== Problem ==
Your answer consists of the lines in the data that contain "알아보기". Copy each of them.

(Saved entries)
────

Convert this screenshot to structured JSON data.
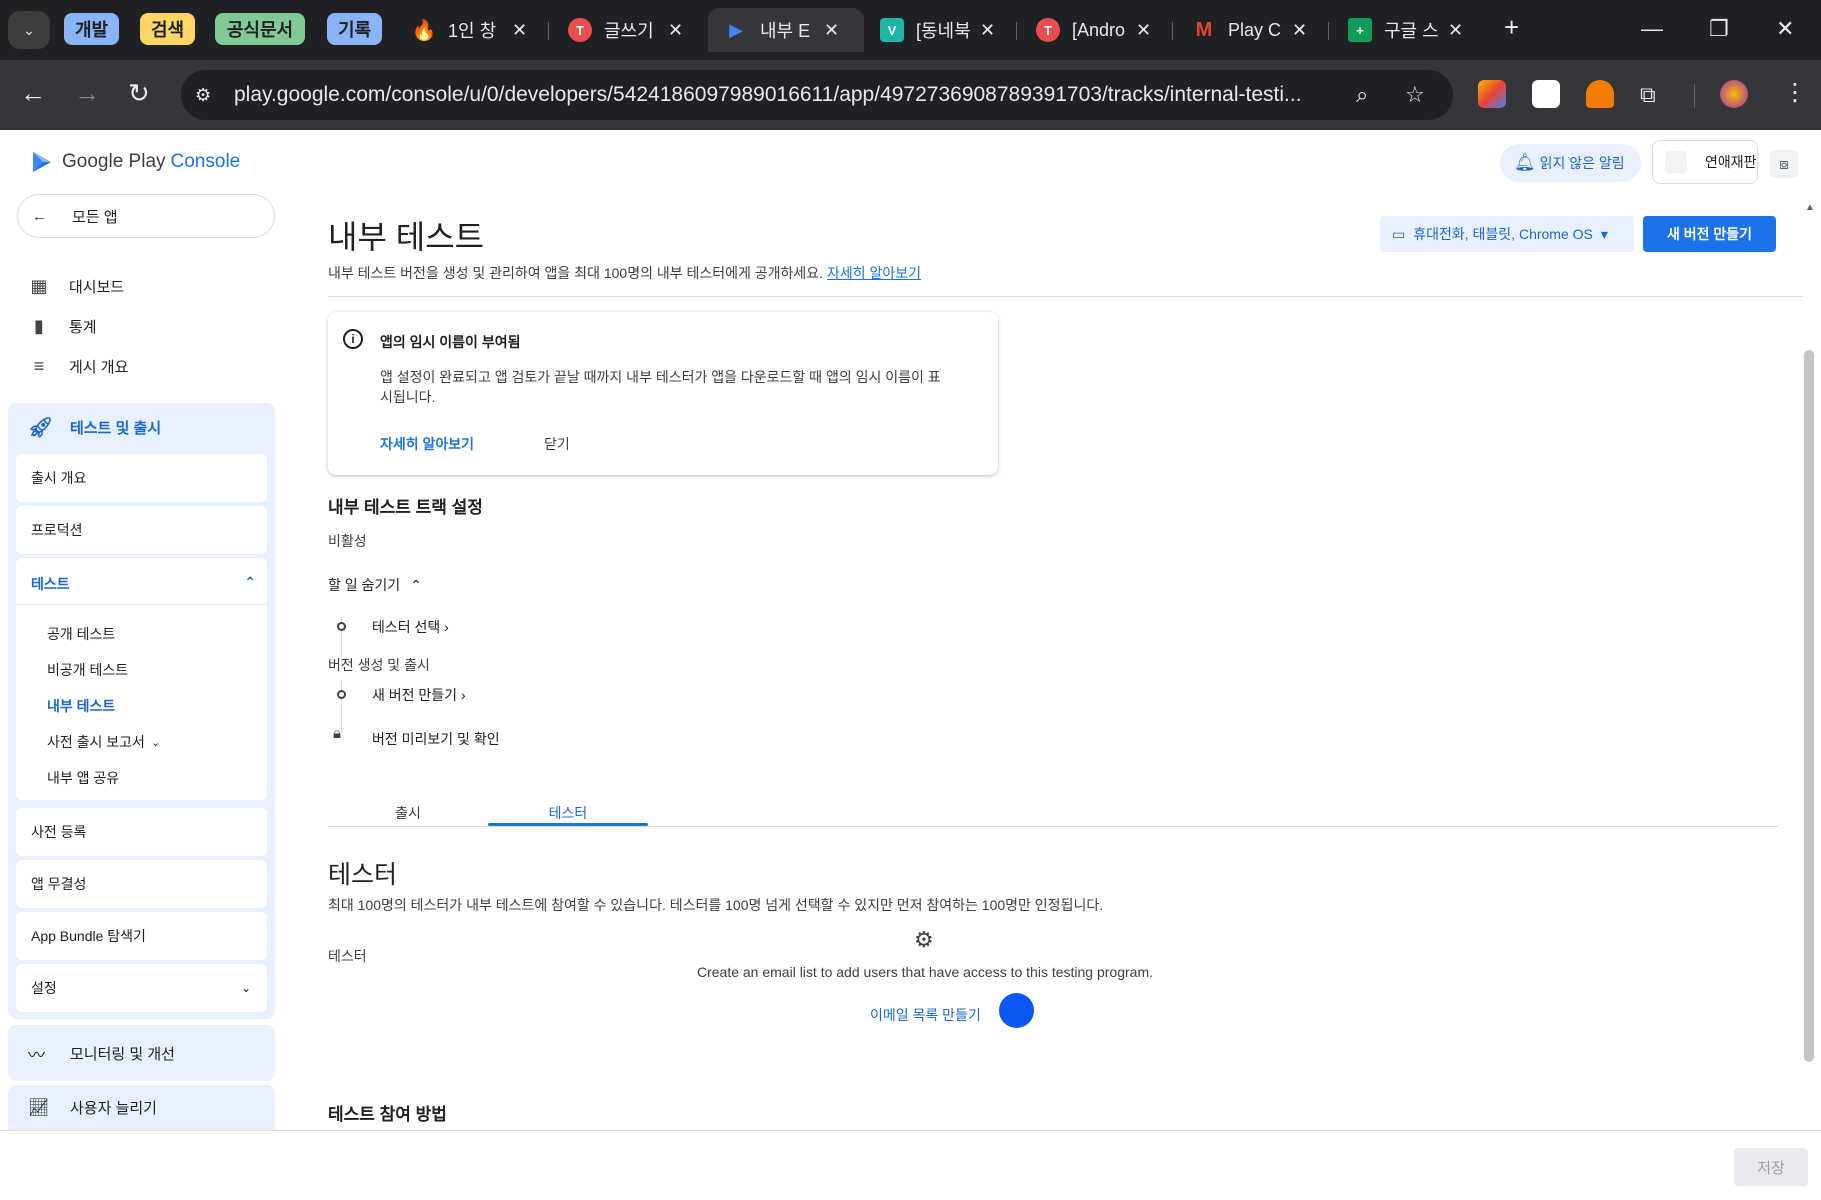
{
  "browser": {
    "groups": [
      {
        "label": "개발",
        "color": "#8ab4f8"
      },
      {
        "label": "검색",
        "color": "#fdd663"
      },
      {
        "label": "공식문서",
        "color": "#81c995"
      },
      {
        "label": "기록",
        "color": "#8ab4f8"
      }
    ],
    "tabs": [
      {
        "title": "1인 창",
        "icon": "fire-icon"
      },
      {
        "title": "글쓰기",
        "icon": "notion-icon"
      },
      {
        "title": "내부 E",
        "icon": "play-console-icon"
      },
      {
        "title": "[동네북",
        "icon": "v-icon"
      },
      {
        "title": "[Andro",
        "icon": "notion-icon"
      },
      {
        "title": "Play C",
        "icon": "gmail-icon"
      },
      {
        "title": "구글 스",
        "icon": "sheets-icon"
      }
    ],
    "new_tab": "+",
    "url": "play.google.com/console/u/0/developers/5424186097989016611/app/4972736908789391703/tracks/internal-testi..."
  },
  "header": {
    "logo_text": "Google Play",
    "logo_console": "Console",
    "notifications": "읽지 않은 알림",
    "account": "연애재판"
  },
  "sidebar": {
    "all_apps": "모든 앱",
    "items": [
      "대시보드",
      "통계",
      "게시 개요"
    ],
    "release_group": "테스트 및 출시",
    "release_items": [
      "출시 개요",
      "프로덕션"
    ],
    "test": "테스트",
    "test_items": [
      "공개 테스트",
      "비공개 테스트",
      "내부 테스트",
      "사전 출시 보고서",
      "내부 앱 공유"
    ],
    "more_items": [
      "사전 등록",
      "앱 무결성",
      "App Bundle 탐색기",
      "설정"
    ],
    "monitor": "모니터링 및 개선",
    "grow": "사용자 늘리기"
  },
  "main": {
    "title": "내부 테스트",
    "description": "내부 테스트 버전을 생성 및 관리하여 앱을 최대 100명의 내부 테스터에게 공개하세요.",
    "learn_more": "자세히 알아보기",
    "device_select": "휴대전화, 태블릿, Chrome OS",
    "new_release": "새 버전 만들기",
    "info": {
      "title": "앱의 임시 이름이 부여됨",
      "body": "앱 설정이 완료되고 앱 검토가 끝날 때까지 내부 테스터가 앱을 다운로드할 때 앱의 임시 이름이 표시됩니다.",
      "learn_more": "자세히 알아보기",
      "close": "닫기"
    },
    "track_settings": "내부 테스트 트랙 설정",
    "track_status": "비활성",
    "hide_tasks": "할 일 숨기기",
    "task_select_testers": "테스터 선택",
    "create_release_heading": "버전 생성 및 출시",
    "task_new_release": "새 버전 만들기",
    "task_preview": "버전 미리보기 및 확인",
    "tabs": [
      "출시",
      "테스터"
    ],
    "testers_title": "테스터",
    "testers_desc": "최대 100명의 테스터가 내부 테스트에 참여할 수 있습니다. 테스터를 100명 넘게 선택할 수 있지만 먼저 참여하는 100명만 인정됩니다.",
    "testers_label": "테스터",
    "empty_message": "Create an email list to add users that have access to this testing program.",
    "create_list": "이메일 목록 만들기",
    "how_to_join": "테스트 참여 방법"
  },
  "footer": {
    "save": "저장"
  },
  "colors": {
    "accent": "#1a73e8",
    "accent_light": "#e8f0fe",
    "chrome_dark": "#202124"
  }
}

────

== Written response ==
    "learn_more": "자세히 알아보기",
      "learn_more": "자세히 알아보기",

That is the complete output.